  • Write – no one should be able to modify the audit information
  • Isolation – audit information should be kept on a secured server that protects it
  • Integrity – audit storage should resist manipulation and generate alerts if such manipulation occurs.
In other words, this PCI compliance requirement is saying is that good activity capture must be follow by proper protection of the captured data. Guaranteeing the accuracy of the audit records is a vital component of any Oracle database auditing solution. For example, Core Audit contains a proprietary encrypted storage that cannot be modified.

10.6 - Audit Trail Review

PCI-DSS 10.6 requires daily review of Oracle audit trails.
One of the most powerful detection components is the human common sense. No technology to date can replace conclusions drawn by a human being from glancing at a report. While automation and detection have their place, human involvement in the security process is paramount.
Reports are, therefore, an important component of an Oracle compliance solution. There are many important features in reports, but the most prominent ones are:
  • Automatically generation of the daily reports required for PCI compliance
  • Easy to read and digest
  • Due to system changes and evolution of needs, occasional changes are inevitable. To ensure the reports remain effective, it is important to have easy tuning of filters to remove noise, as well as adjustments of columns and grouping to show pertinent information.
  • A good automation like Intelligent Auditing can reduce the burden of the daily reports and detect anomalies that might escape the human eye

10.7 - Audit Trail Retention

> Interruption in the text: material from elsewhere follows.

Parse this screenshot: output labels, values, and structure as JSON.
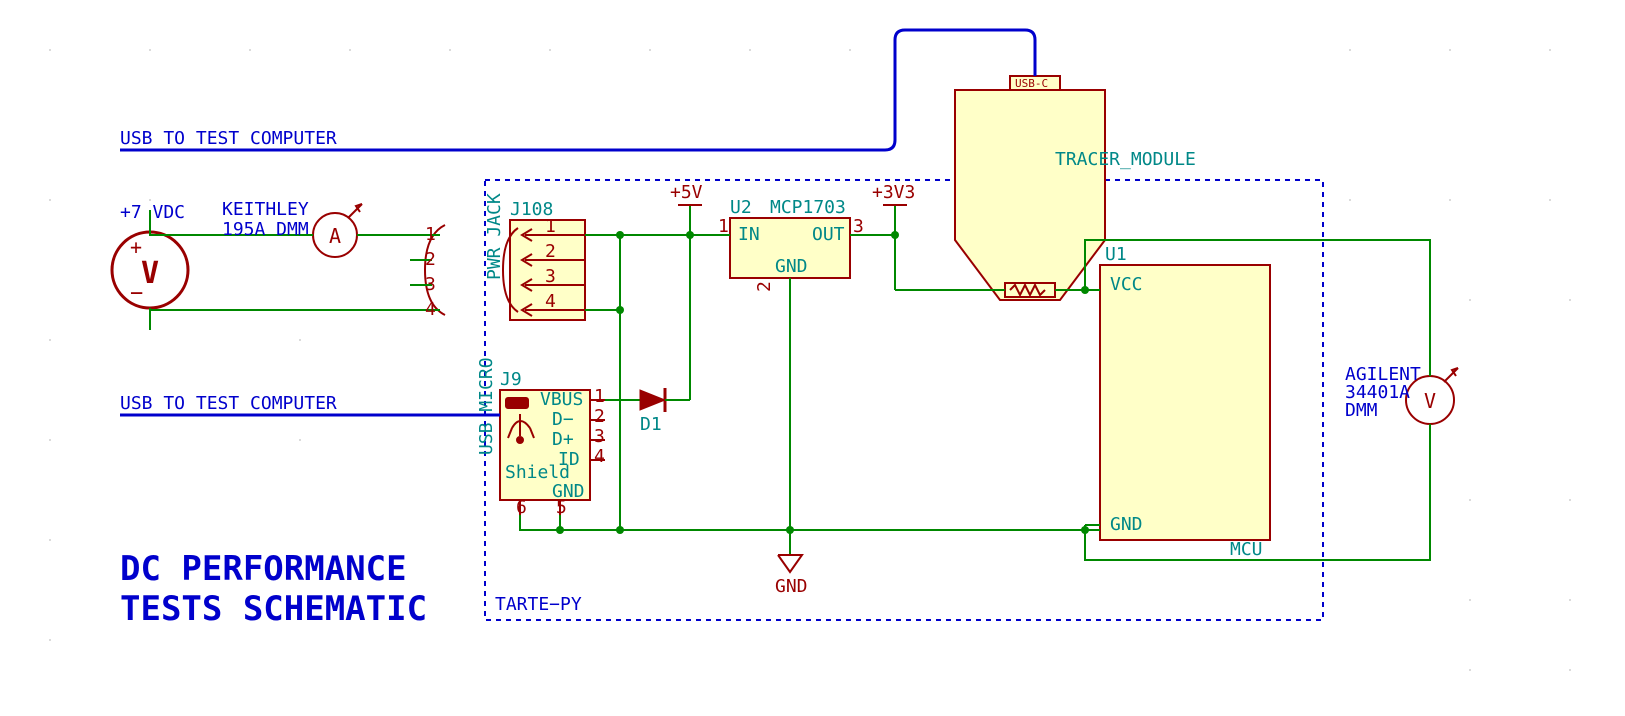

PCI-DSS 10.7 requires audit trails to be available for at least one year.
The requirement for a year’s worth of data is made for a several reasons:
  • Oracle audit data is often reviewed by the auditors during the yearly audit
  • Should a data breach occur, the audit data is the corner stone of any incident investigation.
The challenge lies in the immense volume of activity captured and recorded by an Oracle database auditing solution. To compound the problem, a single Oracle auditing solution tends to audit many Oracle databases.
When using relational databases for audit storage, the hundreds of millions of audit rows can consume extremely large disk space and the indexes degrade in performance as the volume increases. Core Audit’s proprietary storage was designed to hold unlimited amounts of data with a minimal storage footprint.